In manufacturing plants or industrial settings, biochemical engineers oversee the scale-up and implementation of bioprocesses on a larger scale. They ensure that the production processes are running smoothly, troubleshoot any issues that arise, and optimize the efficiency of the production line. They may work closely with plant operators, quality control personnel, and regulatory experts to ensure compliance with industry regulations and quality standards.

Biochemical engineers in pharmaceutical companies or biotechnology firms may be involved in the development of new drugs or biologics. They participate in cross-functional teams, collaborating with researchers, medical professionals, and regulatory experts to bring new products to market.
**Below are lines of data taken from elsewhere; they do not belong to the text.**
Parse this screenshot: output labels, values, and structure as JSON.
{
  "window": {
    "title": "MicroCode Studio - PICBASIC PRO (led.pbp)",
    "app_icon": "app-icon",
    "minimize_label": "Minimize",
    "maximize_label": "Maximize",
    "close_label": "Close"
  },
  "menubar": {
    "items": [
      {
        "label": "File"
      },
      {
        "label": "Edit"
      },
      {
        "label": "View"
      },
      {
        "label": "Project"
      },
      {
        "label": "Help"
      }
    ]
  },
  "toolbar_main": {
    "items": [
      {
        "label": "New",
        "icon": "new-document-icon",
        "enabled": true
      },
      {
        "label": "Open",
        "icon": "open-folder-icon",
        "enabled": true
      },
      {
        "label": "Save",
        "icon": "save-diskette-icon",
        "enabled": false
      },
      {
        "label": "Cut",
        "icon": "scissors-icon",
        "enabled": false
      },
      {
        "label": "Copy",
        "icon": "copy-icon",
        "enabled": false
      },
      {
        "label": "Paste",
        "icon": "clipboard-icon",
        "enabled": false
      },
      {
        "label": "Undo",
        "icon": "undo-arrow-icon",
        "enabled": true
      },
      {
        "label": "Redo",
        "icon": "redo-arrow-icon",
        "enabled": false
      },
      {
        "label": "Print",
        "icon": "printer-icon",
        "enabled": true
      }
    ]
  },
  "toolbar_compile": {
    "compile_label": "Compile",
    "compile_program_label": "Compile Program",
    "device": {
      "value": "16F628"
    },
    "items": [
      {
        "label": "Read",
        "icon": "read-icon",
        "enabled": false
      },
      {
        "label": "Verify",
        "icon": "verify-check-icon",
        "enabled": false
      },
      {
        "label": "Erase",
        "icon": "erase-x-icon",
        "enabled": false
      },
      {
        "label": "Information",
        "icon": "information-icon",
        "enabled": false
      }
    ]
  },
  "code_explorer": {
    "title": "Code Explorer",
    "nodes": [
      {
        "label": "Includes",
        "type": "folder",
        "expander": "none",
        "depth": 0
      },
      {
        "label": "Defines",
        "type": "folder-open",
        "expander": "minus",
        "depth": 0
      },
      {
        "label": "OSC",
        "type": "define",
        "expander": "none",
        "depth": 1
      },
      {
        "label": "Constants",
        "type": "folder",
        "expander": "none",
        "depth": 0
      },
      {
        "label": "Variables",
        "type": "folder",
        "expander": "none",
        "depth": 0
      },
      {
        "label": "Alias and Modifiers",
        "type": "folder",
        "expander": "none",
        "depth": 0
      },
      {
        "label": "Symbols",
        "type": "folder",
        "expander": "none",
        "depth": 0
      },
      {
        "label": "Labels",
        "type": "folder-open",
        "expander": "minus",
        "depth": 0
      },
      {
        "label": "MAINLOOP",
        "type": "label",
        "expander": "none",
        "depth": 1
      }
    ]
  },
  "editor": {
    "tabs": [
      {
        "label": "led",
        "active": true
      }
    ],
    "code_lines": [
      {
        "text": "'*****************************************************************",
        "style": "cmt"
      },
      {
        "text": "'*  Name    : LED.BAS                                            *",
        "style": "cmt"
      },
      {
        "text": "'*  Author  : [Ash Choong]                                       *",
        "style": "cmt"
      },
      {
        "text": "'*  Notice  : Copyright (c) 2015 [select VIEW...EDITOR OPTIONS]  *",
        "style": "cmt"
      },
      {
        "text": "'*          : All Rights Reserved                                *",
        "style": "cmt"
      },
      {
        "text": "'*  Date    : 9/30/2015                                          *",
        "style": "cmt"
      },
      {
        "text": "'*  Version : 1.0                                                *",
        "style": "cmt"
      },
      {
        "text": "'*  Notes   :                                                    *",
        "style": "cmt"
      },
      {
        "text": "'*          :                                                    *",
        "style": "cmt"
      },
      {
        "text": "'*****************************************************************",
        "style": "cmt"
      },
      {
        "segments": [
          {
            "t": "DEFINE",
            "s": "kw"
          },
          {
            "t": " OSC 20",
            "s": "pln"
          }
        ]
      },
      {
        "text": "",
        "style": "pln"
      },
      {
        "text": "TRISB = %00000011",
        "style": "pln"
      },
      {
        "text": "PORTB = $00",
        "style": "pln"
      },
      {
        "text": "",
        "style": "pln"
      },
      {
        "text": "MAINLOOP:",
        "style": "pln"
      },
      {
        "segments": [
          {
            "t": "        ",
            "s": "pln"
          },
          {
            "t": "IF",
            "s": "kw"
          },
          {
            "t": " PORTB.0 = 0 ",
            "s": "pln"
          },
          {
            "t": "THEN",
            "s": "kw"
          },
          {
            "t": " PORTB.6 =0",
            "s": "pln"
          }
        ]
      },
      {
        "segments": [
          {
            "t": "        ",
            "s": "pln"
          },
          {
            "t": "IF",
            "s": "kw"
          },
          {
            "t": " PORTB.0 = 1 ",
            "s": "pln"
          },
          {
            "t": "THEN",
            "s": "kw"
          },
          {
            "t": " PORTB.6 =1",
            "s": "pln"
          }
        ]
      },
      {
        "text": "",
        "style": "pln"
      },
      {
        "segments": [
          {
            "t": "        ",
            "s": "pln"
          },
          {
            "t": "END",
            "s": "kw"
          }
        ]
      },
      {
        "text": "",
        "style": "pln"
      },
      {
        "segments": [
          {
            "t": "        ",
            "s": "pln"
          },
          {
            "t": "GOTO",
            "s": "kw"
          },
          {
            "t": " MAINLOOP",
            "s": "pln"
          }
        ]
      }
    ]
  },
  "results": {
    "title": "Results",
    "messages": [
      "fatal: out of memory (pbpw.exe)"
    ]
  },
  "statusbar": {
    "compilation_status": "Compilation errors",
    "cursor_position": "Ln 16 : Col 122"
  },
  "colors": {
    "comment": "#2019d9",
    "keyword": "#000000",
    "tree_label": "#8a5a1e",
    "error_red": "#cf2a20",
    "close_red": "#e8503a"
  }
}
This may involve designing clinical trials, ensuring regulatory compliance, and optimizing the manufacturing processes to meet demand.

In academic institutions, biochemical engineers may work as faculty members or researchers. They engage in teaching, mentoring students, and conducting cutting-edge research. They may secure grants, publish scientific papers, and contribute to the scientific community through conferences and collaborations.

Regardless of the workplace, biochemical engineers often work in a multidisciplinary environment that fosters collaboration and innovation. They may work on both individual projects and team-based initiatives, sharing their expertise and learning from others in the field. They may also attend conferences, seminars, and workshops to stay updated with the latest advancements in the field of biochemical engineering.